Duvar English 

Police witnesses in the ongoing murder trial of slain Turkish-Armenian journalist Hrant Dink, who was killed by 17-year-old Ogün Samast in front of his office in Istanbul’s Şişli neighborhood in 2007, said instructions to take a photograph of Samat came from above. In the photograph, Samast can be seen holding a Turkish flag and posing between two members of the security forces following his arrest.

76 suspects are currently being tried on charges relating to Dink’s murder, in a seemingly never-ending trial. Though Samast was convicted of the murder, he was generally seen as a pawn of an ultranationalist group, members of whom were also arrested and convicted in the assassination. Tens of thousands of Istanbul residents marched on a main street in Şişli, to protest. They chanted “we are all Armenians.” 

Hrant Dink was a respected if controversial figure who had been deeply invested in improving relations between Turks and Armenians. Before his death, he had said he feared for his life. One particularly controversial article he penned claimed that Sabiha Gökçen, an iconic fighter pilot and adopted daughter of Mustafa Kemal Atatürk, had Armenian roots.
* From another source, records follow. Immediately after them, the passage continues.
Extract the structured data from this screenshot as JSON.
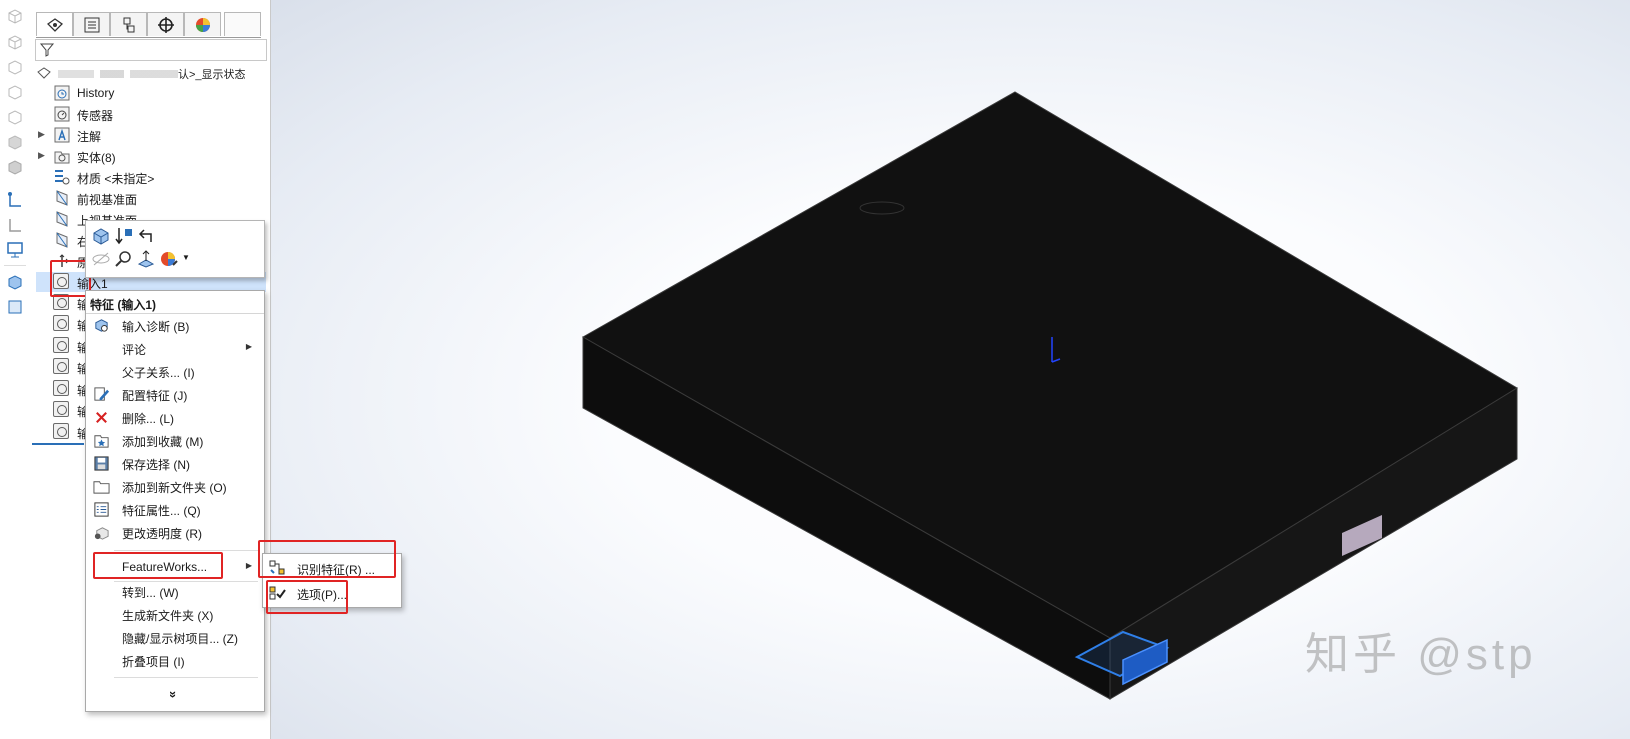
{
  "feature_tree": {
    "root_label": "认>_显示状态",
    "items": [
      {
        "label": "History",
        "icon": "history-icon"
      },
      {
        "label": "传感器",
        "icon": "sensor-icon"
      },
      {
        "label": "注解",
        "icon": "annotation-icon",
        "expandable": true
      },
      {
        "label": "实体(8)",
        "icon": "solid-bodies-icon",
        "expandable": true
      },
      {
        "label": "材质 <未指定>",
        "icon": "material-icon"
      },
      {
        "label": "前视基准面",
        "icon": "plane-icon"
      },
      {
        "label": "上视基准面",
        "icon": "plane-icon"
      },
      {
        "label": "右",
        "icon": "plane-icon"
      },
      {
        "label": "原",
        "icon": "origin-icon"
      },
      {
        "label": "输入1",
        "icon": "import-feature-icon"
      },
      {
        "label": "输",
        "icon": "import-feature-icon"
      },
      {
        "label": "输",
        "icon": "import-feature-icon"
      },
      {
        "label": "输",
        "icon": "import-feature-icon"
      },
      {
        "label": "输",
        "icon": "import-feature-icon"
      },
      {
        "label": "输",
        "icon": "import-feature-icon"
      },
      {
        "label": "输",
        "icon": "import-feature-icon"
      },
      {
        "label": "输",
        "icon": "import-feature-icon"
      }
    ]
  },
  "tabs": [
    "feature-manager",
    "property-manager",
    "configuration-manager",
    "dimxpert-manager",
    "display-manager"
  ],
  "context_menu": {
    "header": "特征 (输入1)",
    "items": [
      {
        "label": "输入诊断 (B)",
        "icon": "import-diagnostics-icon"
      },
      {
        "label": "评论",
        "submenu": true
      },
      {
        "label": "父子关系... (I)"
      },
      {
        "label": "配置特征 (J)",
        "icon": "configure-feature-icon"
      },
      {
        "label": "删除... (L)",
        "icon": "delete-icon"
      },
      {
        "label": "添加到收藏 (M)",
        "icon": "favorite-icon"
      },
      {
        "label": "保存选择 (N)",
        "icon": "save-selection-icon"
      },
      {
        "label": "添加到新文件夹 (O)",
        "icon": "folder-icon"
      },
      {
        "label": "特征属性... (Q)",
        "icon": "properties-icon"
      },
      {
        "label": "更改透明度 (R)",
        "icon": "transparency-icon"
      },
      {
        "label": "FeatureWorks...",
        "submenu": true
      },
      {
        "label": "转到... (W)"
      },
      {
        "label": "生成新文件夹 (X)"
      },
      {
        "label": "隐藏/显示树项目... (Z)"
      },
      {
        "label": "折叠项目 (I)"
      }
    ],
    "expand_more": "»"
  },
  "submenu": {
    "items": [
      {
        "label": "识别特征(R) ...",
        "icon": "recognize-features-icon"
      },
      {
        "label": "选项(P)...",
        "icon": "options-icon"
      }
    ]
  },
  "watermark": "知乎 @stp",
  "colors": {
    "highlight_box": "#e02424",
    "model_body": "#141414",
    "selected_face": "#2f7fe8"
  }
}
Prior to his killing, Dink was being prosecuted on charges of insulting Turkishness” under the infamous article 301, which has been used to target many prominent critics of the state, including the Nobel Prize-winning Turkish novelist Orhan Pamuk. 

Many question marks loom over the affair, including whether or not different police departments knew about plans in advance and effectively failed to prevent the assassination. Police suspects have accused other branches in the police force for failing to act even after having been informed about the plot to kill Dink. One police suspect arrested in the case alleged that evidence was destroyed as part of an attempted cover up by other police forces to conceal their connections to the murderers. 

“For the purpose of photographing Samast’s capture, instructions were received with regards to taking a photograph. Following those instructions, the photograph was taken. As you are aware, that photograph was leaked to the press,” said witness Mustafa Kuras, former gendarmerie intelligence branch deputy head in the province of Samsun, where Samast was apprehended. 

The photograph, which depicts Samast brandishing a Turkish flag while standing in between two security forces, one of whom is smiling, was also the source of outrage after it was leaked. 

According to witness Mustafa İlhan, former police chief of the Samsun police department, said that the capturing of Samast in the Samsun bus station was carried out by joint efforts of the police, the gendarmerie, and the head prosecutor’s office: 

“I was the one who brought together the authority of the three institutions. Without giving rise to any incident, the capturing of the suspect was ensured by us. It took place because of me. When I look now, I don’t see an unsuccessful provincial police chief but a successful one,” İlhan said, adding that the photographing of Samast with the Turkish flag happened outside of his watch. 

“I didn’t go to the upstairs of the branch of the police station. If I had done so, I absolutely not have allowed this disgrace to take place. I would have told them to leave all at once. You can be sure of this. Nobody told me that this photograph was being taken. I received news of it after it was revealed in the press,” said former Samsun deputy police chief Sabahattin Artin, also testifying as a witness.